WORK ORDER:
Copy each line that contains the string "JSON", taking them from the material.

INPUT DATA:
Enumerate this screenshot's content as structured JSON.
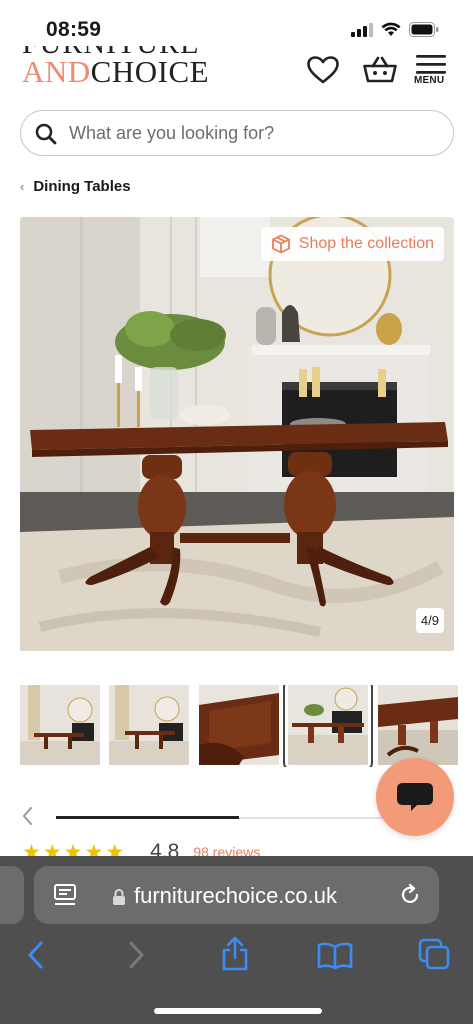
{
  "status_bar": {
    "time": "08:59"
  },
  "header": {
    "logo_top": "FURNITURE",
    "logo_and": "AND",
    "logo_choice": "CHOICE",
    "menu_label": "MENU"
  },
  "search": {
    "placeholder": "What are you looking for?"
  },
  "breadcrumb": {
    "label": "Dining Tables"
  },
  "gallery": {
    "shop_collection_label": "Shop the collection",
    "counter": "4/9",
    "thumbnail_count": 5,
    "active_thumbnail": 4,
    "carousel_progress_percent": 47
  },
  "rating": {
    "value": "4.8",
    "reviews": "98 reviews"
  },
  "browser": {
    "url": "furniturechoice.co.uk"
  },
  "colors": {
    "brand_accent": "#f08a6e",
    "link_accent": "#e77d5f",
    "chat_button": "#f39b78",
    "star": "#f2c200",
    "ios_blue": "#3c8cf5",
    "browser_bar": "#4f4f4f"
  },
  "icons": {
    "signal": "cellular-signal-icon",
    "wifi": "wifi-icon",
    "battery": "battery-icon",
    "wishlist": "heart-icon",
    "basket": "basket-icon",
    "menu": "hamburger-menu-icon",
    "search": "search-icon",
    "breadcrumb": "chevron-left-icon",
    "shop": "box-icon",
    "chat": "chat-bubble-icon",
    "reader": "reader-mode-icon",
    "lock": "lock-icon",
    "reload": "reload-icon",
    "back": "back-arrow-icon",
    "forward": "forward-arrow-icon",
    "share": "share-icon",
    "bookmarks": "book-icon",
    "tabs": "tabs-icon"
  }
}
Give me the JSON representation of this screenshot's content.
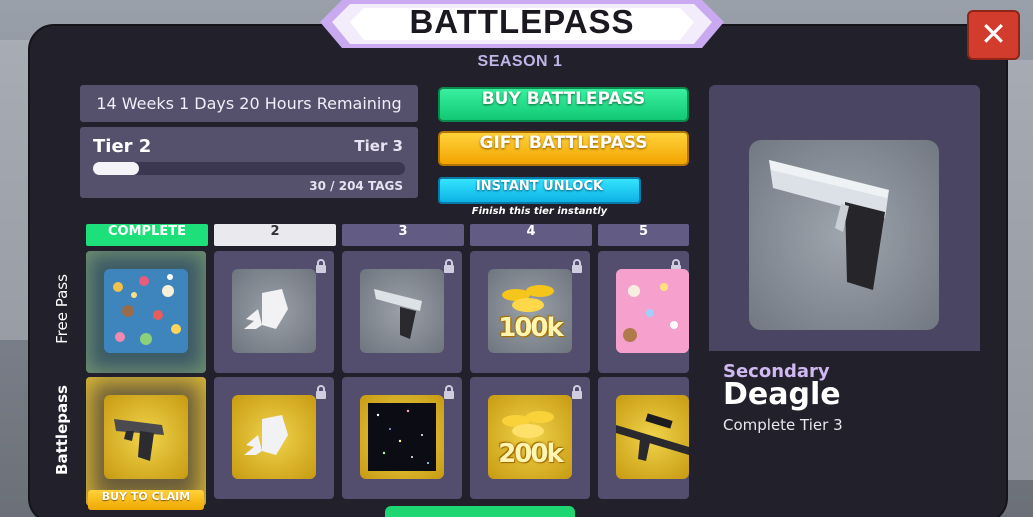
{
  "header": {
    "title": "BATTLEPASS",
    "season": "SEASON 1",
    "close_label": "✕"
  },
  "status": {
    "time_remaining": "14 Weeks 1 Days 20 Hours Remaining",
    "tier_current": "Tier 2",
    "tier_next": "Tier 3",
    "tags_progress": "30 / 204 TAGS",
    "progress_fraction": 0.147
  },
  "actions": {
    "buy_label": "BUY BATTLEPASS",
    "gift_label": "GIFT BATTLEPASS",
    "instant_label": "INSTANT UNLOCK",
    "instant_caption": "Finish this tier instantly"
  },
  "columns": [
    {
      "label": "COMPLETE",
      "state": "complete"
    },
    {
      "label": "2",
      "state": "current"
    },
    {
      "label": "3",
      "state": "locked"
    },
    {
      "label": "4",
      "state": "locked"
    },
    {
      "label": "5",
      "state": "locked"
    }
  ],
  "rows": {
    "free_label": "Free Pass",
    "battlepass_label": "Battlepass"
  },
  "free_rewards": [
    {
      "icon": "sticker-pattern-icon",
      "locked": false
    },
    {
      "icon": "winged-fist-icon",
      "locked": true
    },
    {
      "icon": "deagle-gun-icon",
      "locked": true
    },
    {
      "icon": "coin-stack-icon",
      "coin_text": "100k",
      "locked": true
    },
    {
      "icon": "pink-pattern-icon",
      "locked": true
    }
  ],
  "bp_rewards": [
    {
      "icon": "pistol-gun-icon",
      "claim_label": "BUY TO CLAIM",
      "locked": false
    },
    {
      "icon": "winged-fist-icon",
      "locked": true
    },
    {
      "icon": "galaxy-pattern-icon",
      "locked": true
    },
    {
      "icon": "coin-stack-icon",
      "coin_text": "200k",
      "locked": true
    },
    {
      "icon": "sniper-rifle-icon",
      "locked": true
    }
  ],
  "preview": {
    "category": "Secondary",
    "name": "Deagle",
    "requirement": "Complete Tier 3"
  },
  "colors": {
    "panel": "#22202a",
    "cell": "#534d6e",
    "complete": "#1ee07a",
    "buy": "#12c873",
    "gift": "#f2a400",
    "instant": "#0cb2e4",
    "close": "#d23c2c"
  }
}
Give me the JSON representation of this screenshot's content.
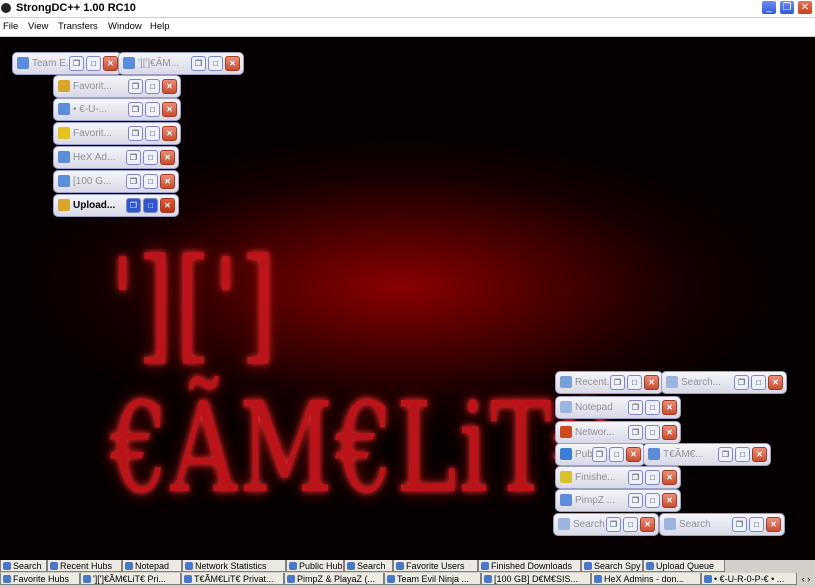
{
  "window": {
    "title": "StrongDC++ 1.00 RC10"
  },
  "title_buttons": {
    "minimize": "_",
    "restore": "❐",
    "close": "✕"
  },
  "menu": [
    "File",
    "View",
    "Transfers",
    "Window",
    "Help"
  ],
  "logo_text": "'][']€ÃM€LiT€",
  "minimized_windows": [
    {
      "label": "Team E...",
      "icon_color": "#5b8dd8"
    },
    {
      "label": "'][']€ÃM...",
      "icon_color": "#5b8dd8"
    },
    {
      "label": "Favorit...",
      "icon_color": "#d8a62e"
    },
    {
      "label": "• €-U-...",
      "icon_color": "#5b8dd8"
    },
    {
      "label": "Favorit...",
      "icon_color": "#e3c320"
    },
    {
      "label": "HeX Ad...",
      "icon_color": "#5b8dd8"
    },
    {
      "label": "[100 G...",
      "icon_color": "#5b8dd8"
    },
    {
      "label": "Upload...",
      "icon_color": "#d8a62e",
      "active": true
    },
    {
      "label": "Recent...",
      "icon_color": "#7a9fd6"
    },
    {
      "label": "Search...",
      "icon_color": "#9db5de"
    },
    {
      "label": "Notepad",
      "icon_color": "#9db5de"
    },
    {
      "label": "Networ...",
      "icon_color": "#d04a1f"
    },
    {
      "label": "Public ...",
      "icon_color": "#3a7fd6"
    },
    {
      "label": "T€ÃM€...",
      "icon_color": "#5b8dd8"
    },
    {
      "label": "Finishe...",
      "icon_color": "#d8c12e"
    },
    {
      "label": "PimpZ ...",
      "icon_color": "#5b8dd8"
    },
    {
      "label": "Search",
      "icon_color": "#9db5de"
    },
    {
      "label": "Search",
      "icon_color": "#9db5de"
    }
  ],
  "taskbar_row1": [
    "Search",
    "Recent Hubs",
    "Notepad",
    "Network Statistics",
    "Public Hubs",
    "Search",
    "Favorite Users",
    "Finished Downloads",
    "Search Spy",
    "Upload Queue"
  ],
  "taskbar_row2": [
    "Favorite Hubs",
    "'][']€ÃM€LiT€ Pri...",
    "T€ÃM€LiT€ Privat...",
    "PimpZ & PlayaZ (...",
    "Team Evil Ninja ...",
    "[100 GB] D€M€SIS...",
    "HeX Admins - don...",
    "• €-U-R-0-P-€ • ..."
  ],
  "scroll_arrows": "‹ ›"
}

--

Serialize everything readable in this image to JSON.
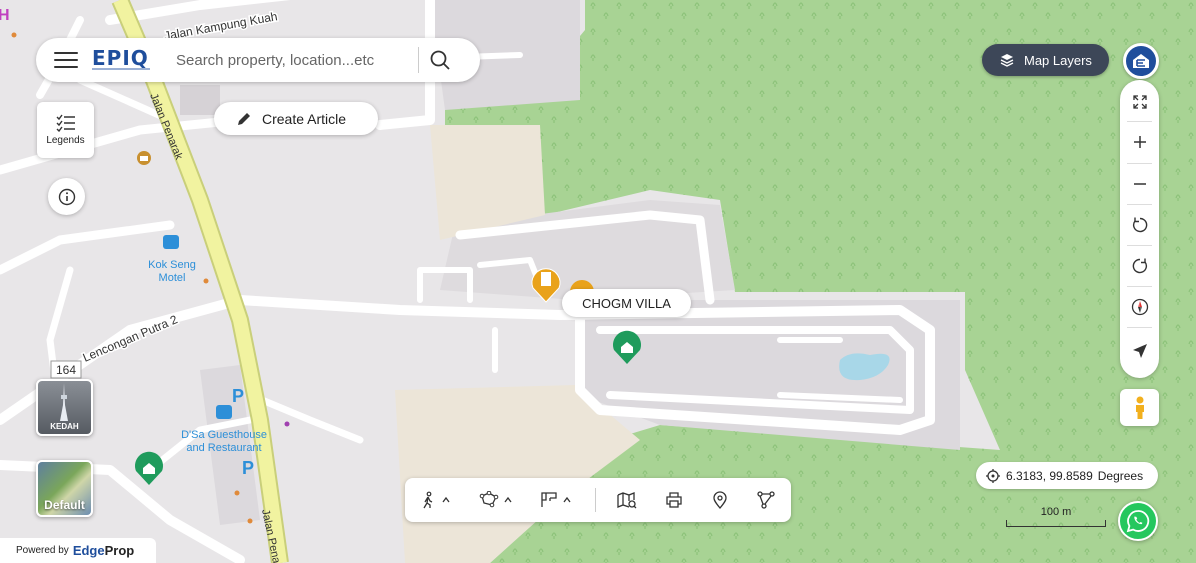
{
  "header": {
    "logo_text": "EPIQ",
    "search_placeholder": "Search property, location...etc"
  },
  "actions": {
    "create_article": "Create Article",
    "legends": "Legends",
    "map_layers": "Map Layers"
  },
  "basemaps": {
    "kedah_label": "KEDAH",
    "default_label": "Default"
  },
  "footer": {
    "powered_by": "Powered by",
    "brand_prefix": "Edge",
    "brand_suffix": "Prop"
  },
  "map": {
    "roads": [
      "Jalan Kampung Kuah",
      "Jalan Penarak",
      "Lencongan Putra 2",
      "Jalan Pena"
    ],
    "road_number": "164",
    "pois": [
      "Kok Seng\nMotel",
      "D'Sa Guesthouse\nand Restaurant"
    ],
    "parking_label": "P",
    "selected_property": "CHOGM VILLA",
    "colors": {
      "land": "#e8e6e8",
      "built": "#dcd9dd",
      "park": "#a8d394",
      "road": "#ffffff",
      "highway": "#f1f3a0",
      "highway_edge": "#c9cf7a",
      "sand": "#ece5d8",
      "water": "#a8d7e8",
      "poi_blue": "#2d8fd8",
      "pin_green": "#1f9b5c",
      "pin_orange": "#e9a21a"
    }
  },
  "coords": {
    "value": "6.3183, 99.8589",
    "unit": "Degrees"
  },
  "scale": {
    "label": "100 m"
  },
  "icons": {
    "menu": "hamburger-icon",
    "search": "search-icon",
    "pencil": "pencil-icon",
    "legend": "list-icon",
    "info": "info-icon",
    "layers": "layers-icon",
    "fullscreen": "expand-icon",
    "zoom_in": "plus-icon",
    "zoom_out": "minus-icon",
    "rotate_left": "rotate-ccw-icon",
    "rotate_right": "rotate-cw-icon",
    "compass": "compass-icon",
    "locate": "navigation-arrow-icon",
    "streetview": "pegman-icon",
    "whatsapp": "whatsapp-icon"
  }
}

THE ANSWER:
Enumerate this screenshot's content as structured JSON.
Give me the JSON representation of this screenshot's content.
Give me the JSON representation of this screenshot's content.
Serialize everything readable in this image to JSON.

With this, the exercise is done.